My best sitting trot is if I actually hold my legs off my horse in the air. My seat gets on him exactly as it should, and suddenly it's easy to follow his motion, just balancing on my seat on the saddle.

TheHorseProblem
Feb. 10, 2011, 11:55 PM
I also want to suggest that an ill-fitting or hard saddle adds to the difficulty.

InsideLeg2OutsideRein
Feb. 11, 2011, 02:54 PM
One of my trainers always tells people to "bounce on a ball" to sit the trot. It seems to work for most of them. :)

I think the most helpful part for me was to learn it on the lunge, basically not having to worry about keeping the horse round, and doing it not for short periods, but beyond exhaustion. Once your muscles are fatigued, you can't hold on anymore, and then your body will automatically follow the motion in the most effective way. The phrase "belly up" also helps me not to collapse in my core. (Add an old school German trainer barking at you to to the picture and you arrive at the sitting trot sooner or later! :winkgrin:)

Bronte
Feb. 11, 2011, 04:27 PM
My best sitting trot is if I actually hold my legs off my horse in the air. My seat gets on him exactly as it should, and suddenly it's easy to follow his motion, just balancing on my seat on the saddle.

This helps me too. Also, I think in an effort to be a quite rider we often end up tight. You really have to move your hips a lot to follow a big trot.

dressagebrat
Feb. 13, 2011, 10:23 AM
Have your Trainer or friend work with you on the lungeline and do the basic streching exercises, you can at the walk grab your ankel with your hand and bend you knee all the way and then lift it out and off the saddle. a few of these and your leg will be long and fall in the right place.

also you can turn both knees out and off the saddle and lift up the more you do these the more your hips will open up to help you follow .

I work on the lunge a couple of times a year with my trainer it really help fix those little problem you get your self into when you ride by your self.

goeslikestink
Feb. 13, 2011, 11:53 AM
Every time I ride, I cross my stirrups and practice sitting trot. I've been holding the pommel with one hand and using it to sort of pull myself to the front of the saddle and sit the motion without bouncing. I still pretty much suck at it, but I've seen some improvement in my ability to follow the motion.

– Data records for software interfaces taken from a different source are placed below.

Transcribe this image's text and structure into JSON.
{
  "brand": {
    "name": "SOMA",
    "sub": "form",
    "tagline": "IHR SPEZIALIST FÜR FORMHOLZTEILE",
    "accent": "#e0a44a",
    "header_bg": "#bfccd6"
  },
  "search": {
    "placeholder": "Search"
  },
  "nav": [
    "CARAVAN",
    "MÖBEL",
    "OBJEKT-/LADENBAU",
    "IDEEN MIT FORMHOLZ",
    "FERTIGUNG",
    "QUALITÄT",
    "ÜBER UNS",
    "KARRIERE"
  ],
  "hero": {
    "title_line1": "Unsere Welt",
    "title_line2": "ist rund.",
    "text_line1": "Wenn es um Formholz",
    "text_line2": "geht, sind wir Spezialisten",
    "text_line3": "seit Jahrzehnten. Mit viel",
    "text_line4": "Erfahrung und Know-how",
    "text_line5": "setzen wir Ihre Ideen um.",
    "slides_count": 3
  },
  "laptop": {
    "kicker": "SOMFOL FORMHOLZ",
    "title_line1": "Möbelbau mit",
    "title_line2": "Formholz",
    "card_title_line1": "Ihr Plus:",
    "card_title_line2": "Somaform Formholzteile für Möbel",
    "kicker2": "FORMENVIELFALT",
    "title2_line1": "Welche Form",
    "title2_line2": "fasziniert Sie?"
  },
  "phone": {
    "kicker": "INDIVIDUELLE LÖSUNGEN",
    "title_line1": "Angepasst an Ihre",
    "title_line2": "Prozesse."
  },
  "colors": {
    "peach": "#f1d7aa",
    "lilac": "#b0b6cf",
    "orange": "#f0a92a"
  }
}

I have some questions about it should feel to sit the trot. What kind of motion should my pelvis make? Posting is up and down and a little forward, so how should sitting feel if I'm doing it correctly?

Thanks! Any tips are appreciated!

your biggest problem is holding on to the pommel as this wont help you in fact it will make you lean to a tilt position as your hands are completely in the wrong place

ifone wants to hold onto something then i surgest you put an old stirrup leather around the horses neck then at least your hands are off the saddle and can slip your fingers under the leather and hold your reins for support

as regards to sitting trot sit central to the horse and sit up, thrust the bust and chin up sit into the horse and then think beats of a tune as 1 2 horses walk is 1 2 3 4 same as a music beat likewise 2 time which is trot and canter is 3time

so think music - so you get the beat of the footfall, most horses start of on left lead so up on 1 down on 2 so its up and down thats rising trot ok but sittiing you sit into the horse and sit the beats - so imagine you have a tube of toothpaste you got to hold that between your saddle and your bum and you must not drop